*Instructions to follow*: Throughout the records below, find each line holding "episodes" and copy it.

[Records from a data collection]
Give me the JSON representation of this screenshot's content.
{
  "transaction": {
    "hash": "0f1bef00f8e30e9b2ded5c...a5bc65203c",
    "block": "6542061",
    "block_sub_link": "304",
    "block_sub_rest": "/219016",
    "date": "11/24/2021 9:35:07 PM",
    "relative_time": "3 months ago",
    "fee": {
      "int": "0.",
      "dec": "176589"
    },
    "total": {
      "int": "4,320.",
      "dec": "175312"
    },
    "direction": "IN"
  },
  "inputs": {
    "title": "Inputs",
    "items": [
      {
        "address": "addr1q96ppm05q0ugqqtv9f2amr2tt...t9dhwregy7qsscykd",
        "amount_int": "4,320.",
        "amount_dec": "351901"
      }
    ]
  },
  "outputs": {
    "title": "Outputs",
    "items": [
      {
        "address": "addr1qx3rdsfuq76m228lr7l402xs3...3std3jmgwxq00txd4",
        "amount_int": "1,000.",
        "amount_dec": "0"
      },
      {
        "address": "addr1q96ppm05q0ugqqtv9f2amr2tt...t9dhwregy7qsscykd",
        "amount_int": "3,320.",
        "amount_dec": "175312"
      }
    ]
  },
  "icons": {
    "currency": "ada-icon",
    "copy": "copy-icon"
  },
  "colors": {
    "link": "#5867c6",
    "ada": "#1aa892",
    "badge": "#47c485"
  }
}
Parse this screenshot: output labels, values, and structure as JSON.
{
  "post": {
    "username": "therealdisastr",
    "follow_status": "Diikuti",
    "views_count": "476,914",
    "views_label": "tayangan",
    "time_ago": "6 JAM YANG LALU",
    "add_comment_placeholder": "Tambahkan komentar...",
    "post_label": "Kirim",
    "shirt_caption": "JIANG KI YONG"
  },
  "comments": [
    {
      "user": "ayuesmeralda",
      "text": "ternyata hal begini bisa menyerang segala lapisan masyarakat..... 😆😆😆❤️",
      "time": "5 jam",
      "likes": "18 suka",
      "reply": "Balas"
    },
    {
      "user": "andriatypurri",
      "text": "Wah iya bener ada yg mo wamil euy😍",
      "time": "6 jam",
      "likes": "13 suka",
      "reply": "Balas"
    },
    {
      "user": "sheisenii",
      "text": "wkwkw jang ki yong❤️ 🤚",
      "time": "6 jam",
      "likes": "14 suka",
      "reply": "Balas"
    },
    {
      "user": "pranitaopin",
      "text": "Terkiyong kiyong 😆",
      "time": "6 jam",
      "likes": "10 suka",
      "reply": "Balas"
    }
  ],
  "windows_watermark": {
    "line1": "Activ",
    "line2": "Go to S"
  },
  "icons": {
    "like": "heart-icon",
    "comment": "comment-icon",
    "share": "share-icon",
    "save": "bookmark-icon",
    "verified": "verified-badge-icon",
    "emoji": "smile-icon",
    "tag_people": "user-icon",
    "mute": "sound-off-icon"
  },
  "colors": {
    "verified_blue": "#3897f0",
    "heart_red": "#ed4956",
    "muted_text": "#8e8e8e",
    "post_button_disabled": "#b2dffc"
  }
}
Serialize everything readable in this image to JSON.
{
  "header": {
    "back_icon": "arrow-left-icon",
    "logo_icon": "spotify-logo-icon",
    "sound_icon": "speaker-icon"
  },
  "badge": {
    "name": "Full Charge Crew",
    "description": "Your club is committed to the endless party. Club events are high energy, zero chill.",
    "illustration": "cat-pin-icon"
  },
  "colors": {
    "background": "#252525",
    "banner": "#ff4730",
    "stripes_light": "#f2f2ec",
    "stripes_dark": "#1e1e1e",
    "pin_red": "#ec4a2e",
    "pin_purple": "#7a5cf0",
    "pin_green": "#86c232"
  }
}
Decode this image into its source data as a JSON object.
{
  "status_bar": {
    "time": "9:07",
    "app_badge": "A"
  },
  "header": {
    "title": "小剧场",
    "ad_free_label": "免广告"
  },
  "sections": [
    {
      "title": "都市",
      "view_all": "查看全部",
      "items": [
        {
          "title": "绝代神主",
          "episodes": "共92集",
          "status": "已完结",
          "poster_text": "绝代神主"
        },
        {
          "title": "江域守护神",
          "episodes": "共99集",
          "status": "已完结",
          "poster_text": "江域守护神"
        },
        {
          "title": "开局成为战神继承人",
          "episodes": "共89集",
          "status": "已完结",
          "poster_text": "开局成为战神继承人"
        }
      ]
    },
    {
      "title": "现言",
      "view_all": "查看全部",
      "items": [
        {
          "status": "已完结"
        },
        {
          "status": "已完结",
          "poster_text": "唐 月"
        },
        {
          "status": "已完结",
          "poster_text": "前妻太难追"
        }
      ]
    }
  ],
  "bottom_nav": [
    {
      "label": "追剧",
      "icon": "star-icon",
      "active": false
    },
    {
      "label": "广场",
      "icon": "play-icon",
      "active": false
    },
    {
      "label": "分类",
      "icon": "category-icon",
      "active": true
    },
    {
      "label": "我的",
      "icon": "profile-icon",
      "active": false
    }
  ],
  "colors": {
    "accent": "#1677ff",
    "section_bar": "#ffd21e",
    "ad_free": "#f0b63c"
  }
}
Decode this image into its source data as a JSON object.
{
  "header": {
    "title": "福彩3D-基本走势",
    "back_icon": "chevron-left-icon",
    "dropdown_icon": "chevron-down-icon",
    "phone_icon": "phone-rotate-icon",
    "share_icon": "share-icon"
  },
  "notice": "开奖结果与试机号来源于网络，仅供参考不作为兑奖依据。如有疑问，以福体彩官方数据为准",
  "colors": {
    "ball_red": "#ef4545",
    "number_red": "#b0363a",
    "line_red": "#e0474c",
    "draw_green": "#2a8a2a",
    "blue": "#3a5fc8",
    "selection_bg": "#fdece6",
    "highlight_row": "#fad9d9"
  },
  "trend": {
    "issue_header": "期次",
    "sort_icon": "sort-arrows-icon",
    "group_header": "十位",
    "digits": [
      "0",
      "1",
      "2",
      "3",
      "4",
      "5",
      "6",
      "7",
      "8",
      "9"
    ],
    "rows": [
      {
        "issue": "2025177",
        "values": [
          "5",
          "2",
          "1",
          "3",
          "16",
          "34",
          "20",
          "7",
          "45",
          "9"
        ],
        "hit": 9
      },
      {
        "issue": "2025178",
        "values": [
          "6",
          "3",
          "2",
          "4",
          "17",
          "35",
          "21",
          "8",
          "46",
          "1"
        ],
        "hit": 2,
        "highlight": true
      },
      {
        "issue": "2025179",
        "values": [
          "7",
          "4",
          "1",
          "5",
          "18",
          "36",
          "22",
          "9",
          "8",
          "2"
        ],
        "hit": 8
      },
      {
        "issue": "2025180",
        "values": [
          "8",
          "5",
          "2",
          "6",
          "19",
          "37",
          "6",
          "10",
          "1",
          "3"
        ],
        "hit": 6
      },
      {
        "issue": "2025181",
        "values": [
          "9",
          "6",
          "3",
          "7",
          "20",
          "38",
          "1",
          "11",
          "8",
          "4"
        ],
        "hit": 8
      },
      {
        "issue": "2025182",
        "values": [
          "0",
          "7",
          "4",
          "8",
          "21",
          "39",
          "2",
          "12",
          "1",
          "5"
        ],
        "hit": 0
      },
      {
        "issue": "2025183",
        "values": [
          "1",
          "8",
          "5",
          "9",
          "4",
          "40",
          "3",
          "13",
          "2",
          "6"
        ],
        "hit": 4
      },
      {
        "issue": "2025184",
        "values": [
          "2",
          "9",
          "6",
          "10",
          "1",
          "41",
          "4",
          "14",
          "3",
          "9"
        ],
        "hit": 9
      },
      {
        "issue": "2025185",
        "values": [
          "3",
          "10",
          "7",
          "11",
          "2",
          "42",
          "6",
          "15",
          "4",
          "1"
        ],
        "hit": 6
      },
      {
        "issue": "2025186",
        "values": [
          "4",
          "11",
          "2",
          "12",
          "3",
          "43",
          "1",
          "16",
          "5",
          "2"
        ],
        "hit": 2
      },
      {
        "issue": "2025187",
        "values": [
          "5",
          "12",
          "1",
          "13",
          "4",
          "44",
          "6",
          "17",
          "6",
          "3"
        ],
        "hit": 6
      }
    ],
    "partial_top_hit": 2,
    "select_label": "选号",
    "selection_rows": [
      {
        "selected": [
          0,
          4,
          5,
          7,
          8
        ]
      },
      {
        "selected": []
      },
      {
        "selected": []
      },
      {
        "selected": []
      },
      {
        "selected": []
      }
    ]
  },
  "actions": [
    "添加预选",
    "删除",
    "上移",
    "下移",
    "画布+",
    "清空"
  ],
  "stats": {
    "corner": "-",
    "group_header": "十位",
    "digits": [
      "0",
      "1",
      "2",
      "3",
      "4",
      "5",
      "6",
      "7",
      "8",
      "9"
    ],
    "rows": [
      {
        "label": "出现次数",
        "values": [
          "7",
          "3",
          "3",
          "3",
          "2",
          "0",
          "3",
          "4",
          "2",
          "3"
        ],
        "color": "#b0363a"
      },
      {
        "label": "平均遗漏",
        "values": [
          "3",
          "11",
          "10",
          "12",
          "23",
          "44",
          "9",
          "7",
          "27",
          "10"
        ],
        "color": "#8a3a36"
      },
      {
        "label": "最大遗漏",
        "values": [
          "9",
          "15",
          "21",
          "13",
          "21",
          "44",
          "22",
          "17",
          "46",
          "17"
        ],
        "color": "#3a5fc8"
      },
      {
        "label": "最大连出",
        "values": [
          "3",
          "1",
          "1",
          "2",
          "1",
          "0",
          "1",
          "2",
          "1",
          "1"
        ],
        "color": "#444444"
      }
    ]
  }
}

*Your response*:
          "episodes": "共92集",
          "episodes": "共99集",
          "episodes": "共89集",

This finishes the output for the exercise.